** DATA LISTING follows **

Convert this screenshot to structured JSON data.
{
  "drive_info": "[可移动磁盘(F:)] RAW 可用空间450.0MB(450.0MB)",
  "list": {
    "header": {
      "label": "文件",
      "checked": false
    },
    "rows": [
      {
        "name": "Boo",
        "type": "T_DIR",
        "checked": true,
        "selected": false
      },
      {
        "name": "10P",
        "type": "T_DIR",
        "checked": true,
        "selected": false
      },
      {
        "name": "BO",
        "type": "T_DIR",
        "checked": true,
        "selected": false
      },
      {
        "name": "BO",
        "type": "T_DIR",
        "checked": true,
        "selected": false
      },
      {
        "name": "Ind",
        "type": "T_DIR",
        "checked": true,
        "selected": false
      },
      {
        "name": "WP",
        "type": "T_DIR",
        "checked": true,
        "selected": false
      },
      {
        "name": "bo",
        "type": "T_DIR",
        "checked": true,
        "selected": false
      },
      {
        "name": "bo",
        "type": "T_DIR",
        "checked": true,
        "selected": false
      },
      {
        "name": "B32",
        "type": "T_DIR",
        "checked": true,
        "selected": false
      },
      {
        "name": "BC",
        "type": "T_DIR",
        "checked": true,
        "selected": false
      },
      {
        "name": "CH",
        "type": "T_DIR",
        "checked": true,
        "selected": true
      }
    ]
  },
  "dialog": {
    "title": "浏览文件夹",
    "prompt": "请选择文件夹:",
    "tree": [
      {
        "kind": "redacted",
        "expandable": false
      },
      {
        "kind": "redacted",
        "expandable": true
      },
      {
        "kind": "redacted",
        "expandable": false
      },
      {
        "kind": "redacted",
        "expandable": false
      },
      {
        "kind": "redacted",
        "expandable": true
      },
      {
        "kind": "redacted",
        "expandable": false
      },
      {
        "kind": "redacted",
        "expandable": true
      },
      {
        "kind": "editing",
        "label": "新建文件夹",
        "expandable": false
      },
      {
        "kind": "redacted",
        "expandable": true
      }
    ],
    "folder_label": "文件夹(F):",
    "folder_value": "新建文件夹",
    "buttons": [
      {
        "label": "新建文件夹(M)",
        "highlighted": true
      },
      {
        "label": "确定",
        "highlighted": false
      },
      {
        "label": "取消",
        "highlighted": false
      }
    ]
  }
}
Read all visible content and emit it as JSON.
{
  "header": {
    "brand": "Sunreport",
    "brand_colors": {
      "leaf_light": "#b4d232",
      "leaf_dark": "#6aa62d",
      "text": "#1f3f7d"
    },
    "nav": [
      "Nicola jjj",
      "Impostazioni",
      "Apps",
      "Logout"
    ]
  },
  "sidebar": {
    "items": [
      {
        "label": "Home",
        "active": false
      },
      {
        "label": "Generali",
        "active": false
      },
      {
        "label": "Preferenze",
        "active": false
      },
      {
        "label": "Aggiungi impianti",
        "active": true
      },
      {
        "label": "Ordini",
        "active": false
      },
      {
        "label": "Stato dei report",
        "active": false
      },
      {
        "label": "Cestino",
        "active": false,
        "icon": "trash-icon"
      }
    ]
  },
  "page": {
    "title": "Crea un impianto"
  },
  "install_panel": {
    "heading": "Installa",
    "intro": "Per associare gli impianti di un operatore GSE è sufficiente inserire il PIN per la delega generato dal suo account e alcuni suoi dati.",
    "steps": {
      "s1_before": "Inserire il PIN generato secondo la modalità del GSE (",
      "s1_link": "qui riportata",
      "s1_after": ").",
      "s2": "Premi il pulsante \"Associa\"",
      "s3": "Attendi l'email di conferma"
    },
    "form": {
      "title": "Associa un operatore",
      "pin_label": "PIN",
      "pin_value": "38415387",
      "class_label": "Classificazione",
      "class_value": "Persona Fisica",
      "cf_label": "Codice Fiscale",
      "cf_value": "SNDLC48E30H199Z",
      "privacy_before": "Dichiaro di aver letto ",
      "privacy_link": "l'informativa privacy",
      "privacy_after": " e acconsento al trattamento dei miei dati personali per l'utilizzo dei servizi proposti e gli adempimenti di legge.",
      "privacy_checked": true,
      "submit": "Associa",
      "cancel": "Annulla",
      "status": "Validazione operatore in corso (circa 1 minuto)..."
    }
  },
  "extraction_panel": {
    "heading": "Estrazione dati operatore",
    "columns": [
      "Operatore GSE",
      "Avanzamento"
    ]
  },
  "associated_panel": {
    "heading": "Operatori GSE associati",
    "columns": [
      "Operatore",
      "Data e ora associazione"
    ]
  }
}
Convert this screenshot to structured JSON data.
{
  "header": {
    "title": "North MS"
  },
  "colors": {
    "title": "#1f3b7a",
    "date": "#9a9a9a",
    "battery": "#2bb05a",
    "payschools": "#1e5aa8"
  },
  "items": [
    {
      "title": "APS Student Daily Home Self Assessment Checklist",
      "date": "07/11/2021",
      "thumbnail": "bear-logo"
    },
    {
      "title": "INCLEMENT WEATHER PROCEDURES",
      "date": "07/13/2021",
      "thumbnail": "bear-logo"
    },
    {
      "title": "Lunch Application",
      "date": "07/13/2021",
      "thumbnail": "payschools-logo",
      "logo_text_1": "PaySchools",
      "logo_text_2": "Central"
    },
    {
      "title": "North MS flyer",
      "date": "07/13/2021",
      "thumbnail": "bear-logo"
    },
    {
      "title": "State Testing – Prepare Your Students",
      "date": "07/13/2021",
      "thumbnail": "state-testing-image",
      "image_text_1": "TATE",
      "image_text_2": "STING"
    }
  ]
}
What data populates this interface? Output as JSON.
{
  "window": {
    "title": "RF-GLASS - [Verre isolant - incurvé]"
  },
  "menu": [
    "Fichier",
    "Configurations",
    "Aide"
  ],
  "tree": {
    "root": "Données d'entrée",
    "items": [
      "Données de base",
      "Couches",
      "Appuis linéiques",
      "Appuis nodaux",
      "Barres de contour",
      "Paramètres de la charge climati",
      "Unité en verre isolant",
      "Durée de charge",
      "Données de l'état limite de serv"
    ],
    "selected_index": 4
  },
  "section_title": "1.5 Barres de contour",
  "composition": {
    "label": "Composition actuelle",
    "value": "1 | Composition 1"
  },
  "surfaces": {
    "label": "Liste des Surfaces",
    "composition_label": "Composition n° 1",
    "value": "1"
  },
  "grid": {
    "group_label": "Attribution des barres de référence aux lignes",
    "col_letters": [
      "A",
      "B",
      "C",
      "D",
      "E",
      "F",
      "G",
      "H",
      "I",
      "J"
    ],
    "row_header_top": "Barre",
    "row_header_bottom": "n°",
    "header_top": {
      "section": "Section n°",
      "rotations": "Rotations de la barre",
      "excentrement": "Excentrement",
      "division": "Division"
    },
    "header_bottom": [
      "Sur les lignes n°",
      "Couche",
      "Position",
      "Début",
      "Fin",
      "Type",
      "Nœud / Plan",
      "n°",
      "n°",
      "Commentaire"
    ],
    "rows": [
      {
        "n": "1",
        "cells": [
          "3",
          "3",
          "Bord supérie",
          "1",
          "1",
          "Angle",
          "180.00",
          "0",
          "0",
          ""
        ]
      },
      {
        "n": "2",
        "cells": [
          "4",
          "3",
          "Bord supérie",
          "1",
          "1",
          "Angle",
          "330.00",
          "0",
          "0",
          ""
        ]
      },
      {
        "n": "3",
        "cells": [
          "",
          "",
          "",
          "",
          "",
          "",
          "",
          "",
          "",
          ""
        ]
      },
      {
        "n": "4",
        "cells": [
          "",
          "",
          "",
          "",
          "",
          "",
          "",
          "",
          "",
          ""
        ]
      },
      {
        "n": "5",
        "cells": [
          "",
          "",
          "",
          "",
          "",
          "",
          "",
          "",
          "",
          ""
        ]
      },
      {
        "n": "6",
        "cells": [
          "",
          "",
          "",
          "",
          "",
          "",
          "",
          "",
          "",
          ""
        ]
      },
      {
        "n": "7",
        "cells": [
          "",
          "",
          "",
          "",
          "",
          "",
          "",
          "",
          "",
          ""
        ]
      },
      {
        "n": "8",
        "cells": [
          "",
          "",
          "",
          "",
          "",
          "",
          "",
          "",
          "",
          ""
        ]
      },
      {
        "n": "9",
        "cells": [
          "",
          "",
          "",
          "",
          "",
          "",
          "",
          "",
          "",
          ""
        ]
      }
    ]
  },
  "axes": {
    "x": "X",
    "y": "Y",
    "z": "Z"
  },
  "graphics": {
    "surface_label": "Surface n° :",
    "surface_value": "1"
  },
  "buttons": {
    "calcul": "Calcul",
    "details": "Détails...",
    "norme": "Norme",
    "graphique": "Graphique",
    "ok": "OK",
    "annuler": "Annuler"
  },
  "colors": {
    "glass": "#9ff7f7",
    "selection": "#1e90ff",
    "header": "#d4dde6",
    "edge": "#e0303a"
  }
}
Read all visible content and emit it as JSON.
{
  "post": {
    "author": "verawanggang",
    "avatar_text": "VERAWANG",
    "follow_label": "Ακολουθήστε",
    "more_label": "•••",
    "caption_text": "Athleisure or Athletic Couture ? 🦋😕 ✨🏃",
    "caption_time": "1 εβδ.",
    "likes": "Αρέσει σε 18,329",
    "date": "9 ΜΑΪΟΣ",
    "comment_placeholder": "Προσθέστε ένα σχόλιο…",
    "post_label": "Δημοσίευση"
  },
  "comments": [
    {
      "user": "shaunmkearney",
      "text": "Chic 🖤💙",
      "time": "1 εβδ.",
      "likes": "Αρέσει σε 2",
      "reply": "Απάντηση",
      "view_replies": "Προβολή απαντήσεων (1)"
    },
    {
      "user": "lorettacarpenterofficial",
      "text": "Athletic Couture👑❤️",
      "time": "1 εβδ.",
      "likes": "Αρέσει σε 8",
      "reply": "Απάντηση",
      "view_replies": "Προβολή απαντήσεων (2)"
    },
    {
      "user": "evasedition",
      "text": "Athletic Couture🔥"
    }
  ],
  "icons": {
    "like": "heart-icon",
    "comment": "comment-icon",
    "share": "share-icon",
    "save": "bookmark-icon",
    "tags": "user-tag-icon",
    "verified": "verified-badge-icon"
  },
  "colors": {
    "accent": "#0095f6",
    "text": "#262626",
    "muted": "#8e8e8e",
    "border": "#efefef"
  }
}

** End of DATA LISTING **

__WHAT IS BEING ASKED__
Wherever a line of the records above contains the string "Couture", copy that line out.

__RESULT BELOW__
    "caption_text": "Athleisure or Athletic Couture ? 🦋😕 ✨🏃",
      "text": "Athletic Couture👑❤️",
      "text": "Athletic Couture🔥"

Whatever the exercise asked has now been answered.